Work to complete: In the entries that follow, find each line with the word "text" and copy it.

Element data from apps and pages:

┌────────

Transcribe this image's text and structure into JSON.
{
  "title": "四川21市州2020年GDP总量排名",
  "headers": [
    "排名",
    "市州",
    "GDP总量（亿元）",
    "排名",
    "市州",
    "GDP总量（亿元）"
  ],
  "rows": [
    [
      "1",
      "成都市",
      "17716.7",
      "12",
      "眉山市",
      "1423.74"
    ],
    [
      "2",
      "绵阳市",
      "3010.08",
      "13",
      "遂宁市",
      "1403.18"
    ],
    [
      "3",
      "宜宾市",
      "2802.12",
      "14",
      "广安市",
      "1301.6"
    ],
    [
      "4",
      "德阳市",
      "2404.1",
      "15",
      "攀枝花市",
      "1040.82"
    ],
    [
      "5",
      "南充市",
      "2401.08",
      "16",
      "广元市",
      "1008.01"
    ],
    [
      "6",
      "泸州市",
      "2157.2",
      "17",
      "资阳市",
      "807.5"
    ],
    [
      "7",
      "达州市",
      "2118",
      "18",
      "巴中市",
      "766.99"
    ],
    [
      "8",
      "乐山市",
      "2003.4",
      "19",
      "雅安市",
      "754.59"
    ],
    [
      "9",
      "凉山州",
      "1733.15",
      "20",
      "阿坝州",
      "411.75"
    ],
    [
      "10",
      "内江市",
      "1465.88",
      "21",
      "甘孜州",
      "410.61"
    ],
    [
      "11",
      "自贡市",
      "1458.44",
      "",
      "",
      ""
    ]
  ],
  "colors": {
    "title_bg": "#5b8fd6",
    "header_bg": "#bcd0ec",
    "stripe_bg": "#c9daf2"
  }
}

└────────
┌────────

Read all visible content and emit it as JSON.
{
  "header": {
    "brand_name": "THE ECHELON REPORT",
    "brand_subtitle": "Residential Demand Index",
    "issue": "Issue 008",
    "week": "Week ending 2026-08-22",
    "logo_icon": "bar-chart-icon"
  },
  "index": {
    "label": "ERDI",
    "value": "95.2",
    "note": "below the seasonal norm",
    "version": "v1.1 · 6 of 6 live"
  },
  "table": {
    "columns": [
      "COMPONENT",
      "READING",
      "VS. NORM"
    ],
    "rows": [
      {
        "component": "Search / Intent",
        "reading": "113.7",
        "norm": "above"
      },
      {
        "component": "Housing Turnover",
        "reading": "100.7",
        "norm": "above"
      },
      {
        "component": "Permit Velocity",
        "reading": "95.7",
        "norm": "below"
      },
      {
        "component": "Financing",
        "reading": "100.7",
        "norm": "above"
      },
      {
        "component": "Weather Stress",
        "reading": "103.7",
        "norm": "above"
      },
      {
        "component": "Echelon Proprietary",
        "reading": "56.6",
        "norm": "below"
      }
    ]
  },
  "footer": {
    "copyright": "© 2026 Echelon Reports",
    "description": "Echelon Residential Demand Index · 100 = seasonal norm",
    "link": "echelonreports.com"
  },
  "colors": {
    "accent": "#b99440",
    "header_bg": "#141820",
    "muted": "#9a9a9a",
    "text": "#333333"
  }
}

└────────

Expected answer:
Transcribe this image's text and structure into JSON.
    "text": "#333333"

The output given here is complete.